Talking about the project the Quay Brothers said: ‘For us it is a fabulous opportunity to use the city of Leeds as a vast scenographic space. We have the entire city to create an unexpected marriage between all these different artforms.’

Visit the Leeds Canvas website for more information, blogs and regular updates at www.leedscanvas.com

The Quay Brothers

Having started my Summer Internship at Opera North I can say the layout of the theatre and offices is a lot bigger than I expected. My first morning I was given a tour of the offices and backstage, with a number of levels and countless stairs all looking very similar. I realised how easy it may be for someone new to the building (like myself) to find themselves getting lost.

Last week I was lucky enough to sit in on the Orchestra of Opera North rehearsing for Opera in the Park. Here I got my first glimpse of the Howard Assembly Room. It really is a hidden gem, capturing the beautiful tone of every note sung and instrument played.

Orchestra rehearsal in the Howard Assembly Room. Photo credit: Brian Slater

As part of my internship I was asked to help during a day of auditions. I again realised I’d have to get to grips with the layout of the theatre as to not get myself – or even worse, the people auditioning – lost. Before I knew it the first person had arrived, out of around 15 singers who were auditioning for mainstage Opera North productions which will take place over the next few seasons.

After guiding a number of people to the rehearsal space, I’d discovered many of them had trained at colleges such as Guildhall School of Music & Drama and the Royal Academy of Music. All of the singers were surprisingly chatty; I know if I was in their shoes I’d be too nervous to chat away, but then again I guess they’re used to the audition process. However, one lady told me that just before an audition she still gets nervous, but she assured me that nerves can be a good thing. Having spent a brief time with each auditionee I begin to feel a sense of what it may be like to audition for an opera company.
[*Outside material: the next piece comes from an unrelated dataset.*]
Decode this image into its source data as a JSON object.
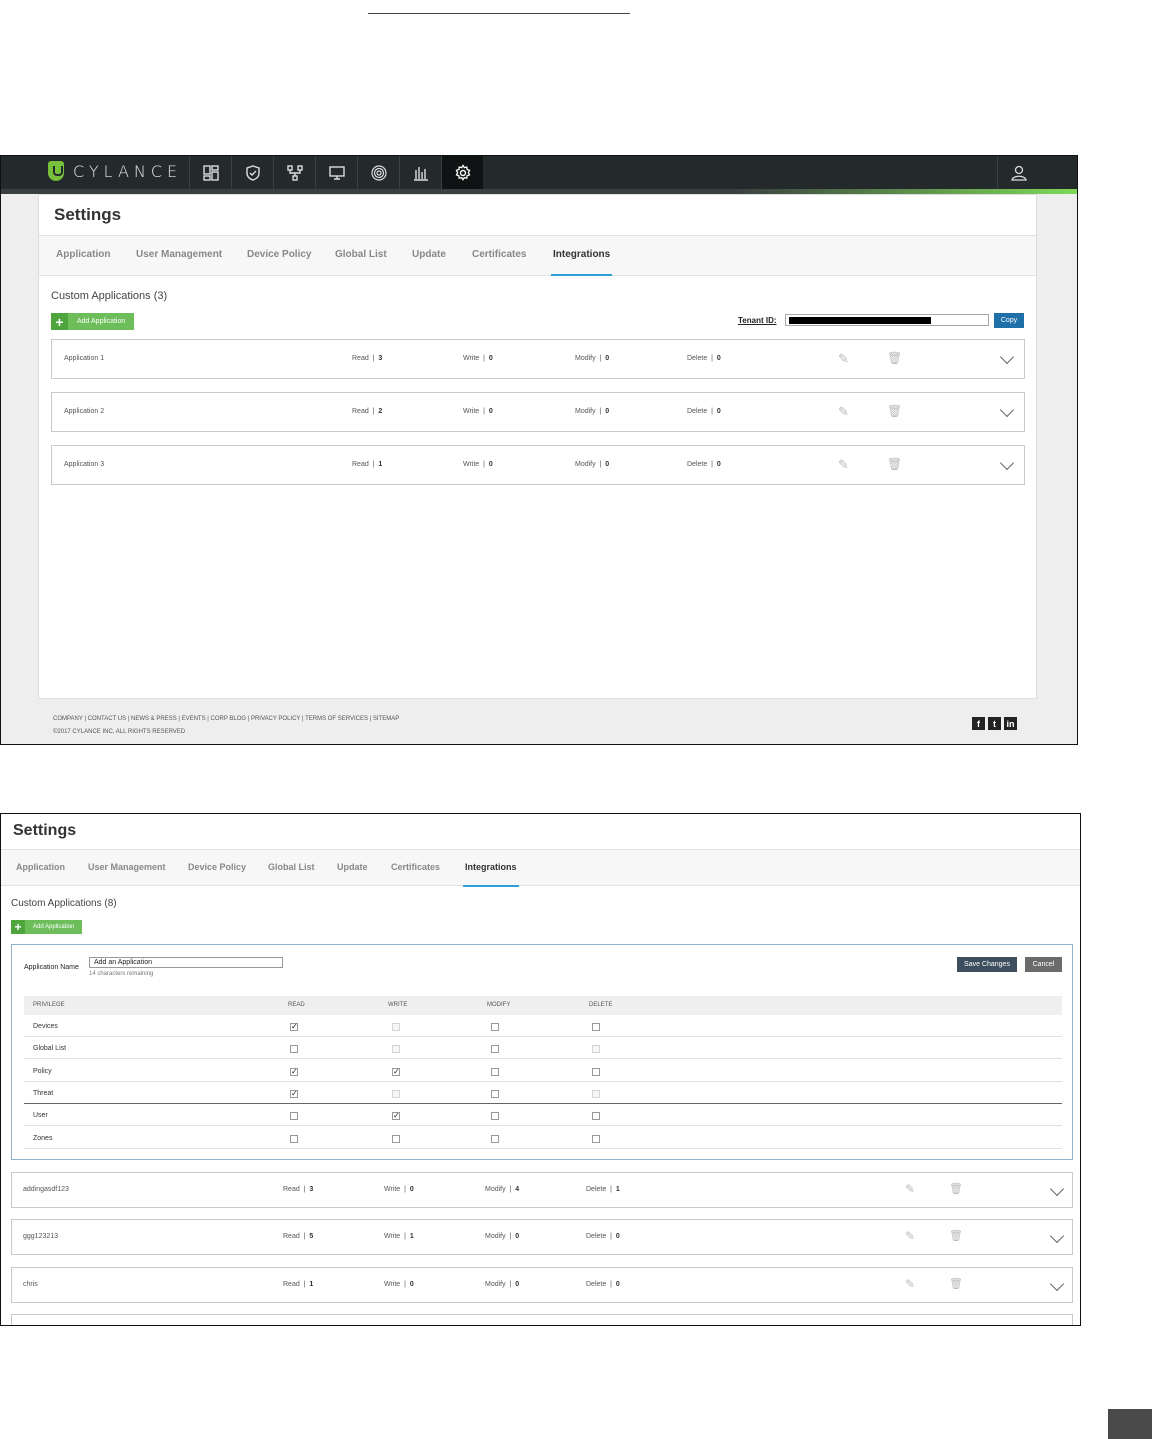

Rehearsal space can be an issue; you may find yourself warming up with two or three other singers in the same room and you have to be ready for the unexpected, not always knowing how many people you’ll be auditioning in front of. Combined with obvious nerves, I can imagine auditioning for an opera company to be both an anxious and an exciting experience.

One thing that was lovely to see was during the afternoon, as I was showing a singer the way out of the building, she bumped into an old friend whom she had trained with at the Royal Academy.  As they were catching up with each other I felt somewhat guilty having to separate them as I wanted to make sure auditions were kept to schedule. I soon came to find many other people auditioning recognised each other, some from previous auditions while some had even been up against one another at competitions.

As the day was drawing to an end I was thankful to have brought a bottle of water with me. I hadn’t quite realised how much exercise would be involved! Constantly running up and down stairs and through corridors had definately taken its toll on my feet. Although looking back, it had been a great workout! 

Kelly Donnellan